(Your Phone, Email, or Address)

Letter created by Elisabeth Oas


You can also look here to find a list of up to date Congress contact information as well as sample letters and templates so you can make sure your voice is heard!

chronic illness

My Endometriosis-Specific Ultrasound

I promise I had no intuition of dropping off the planet the last two weeks nor did I anticipate not finishing out Blogging for Endometriosis the way I had planned. I have spent so much time beating myself up feeling like there was so much more that needed to get done or that I should have been able to get done. I have looked in the mirror more than once and wanted to put a big L on my forehead. But I am trying to show myself grace. The same grace that I would be offering anyone else who was in the same situation and I am allowing myself to fully accept it.

That said, I do apologize for going AWOL on the last half of endo awareness month! 2014 has most definitely not gotten off to a great start and it seems like the more time that passes, the bigger nosedive my health seems to take. Hopefully all of the recent doctors visits, procedures, and consults will lead to a turn around!

Last week, I had my endometriosis-specific ultrasound. From all of the information that was given to me prior to the ultrasound, this is new technology that is currently only being offered in two locations in the US (here in Charlotte and at the Mayo Clinic in Arizona). This type of ultrasound allows endometriosis lesions and implants to be more easily seen during the ultrasound which can aid in diagnosing and treating endometriosis by not only being a non-invasive way to monitor the endo but also helps provide a guide if surgery is necessary by showing where trouble spots are located. To be able to get a clearer picture of what is going on, this ultrasound requires a bowel prep.

This was all of the information given to me before the ultrasound beforehand. I’m not sure if I had just built everything up so much in my head or what but I was completely let down by the experience. Maybe it was because it was brand new technology or because it is only offered so few places but I just went in with the grand idea of what the ultrasound would look like or how detailed the results would be. Honestly, if I hadn’t been told that this was an endometriosis-specific ultrasound, I wouldn’t have known it was different than any other pelvic ultrasound I have had in my doctors office. There were no large implants seen but smaller implants and scar tissue are still not able to be seen so I felt like we were really no better off than we were when we started. I definitely cried but the doctor reassured me that in no way was my pain being discounted and really validated my feelings and my experience. So far both doctors that I have seen at the Women’s Institute have been great.

After reading the ultrasound results and going over my medical history and ops reports, the team would decide which direction they thought would best to treat my case. If they thought surgery would be the best option, they would call to set me up with Dr S. If they thought an alternative treatment option (such as medication, physical therapy, etc) would be the way to go, they would set me up with Dr M (who did my ultrasound). They called yesterday and I will be seeing Dr S on Friday! I’m both anxious and relieved because I finally feel like we are taking a step toward finding relief. I’m not sure what the game plan or time line is but will definitely keep you updated!

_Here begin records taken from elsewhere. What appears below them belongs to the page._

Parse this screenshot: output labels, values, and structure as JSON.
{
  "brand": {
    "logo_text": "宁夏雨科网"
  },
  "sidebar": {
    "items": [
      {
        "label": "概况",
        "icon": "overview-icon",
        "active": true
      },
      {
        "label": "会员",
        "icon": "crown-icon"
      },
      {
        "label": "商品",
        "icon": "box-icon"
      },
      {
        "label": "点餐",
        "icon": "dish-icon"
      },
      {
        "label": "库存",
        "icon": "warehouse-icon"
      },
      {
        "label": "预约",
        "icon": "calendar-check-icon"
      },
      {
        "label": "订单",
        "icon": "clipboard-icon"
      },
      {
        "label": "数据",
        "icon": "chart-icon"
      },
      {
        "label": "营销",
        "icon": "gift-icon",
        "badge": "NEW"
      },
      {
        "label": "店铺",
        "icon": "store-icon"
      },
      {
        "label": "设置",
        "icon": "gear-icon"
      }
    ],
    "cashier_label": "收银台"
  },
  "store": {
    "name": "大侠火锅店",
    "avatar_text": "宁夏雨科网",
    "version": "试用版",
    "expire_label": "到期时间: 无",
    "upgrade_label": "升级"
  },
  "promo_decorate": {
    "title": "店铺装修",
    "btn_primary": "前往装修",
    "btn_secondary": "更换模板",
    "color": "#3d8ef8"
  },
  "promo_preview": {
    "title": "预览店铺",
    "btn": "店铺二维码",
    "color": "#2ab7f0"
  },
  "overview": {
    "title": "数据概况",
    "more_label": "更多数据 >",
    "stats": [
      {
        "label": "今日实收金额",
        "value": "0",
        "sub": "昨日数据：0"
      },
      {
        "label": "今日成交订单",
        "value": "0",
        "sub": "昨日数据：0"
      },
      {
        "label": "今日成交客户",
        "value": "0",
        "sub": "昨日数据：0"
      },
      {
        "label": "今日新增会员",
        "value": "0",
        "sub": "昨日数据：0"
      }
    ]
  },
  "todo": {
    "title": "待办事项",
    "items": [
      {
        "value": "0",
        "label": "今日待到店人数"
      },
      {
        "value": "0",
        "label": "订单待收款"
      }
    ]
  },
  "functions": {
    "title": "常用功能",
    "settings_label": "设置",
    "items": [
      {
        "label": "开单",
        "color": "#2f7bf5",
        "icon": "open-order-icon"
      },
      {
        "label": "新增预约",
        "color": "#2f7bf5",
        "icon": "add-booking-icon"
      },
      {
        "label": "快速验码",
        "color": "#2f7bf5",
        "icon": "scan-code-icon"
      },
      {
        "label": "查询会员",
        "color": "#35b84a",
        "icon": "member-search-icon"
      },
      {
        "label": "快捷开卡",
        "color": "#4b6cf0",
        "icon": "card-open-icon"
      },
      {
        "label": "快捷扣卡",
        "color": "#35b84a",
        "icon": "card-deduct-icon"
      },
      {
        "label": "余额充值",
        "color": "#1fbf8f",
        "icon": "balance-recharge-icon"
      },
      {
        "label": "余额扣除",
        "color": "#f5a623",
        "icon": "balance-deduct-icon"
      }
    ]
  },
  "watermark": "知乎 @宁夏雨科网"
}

In the meantime, I am prepping for my repeat colonoscopy tomorrow! Including this one, I have done four bowel preps in 6 weeks. Not fun. And because my colonoscopy had to be aborted in February because the prep was ineffective, I get to do a double prep for this one. Awesome. I had to drink 2 bottles of magnesium sulfate this morning and have to drink 4 liters of NuLyte between tonight and tomorrow morning. I want to throw up just thinking about it and I have to start drinking in 15 minutes.  I just keep reminding myself that this time tomorrow it will be all done and I shouldn’t have to do another prep for a long, long time! Keeping all fingers and toes crossed!

Tomorrow’s start time is 12pm so if you happen to glance at the clock around lunch say a prayer or send some vibes!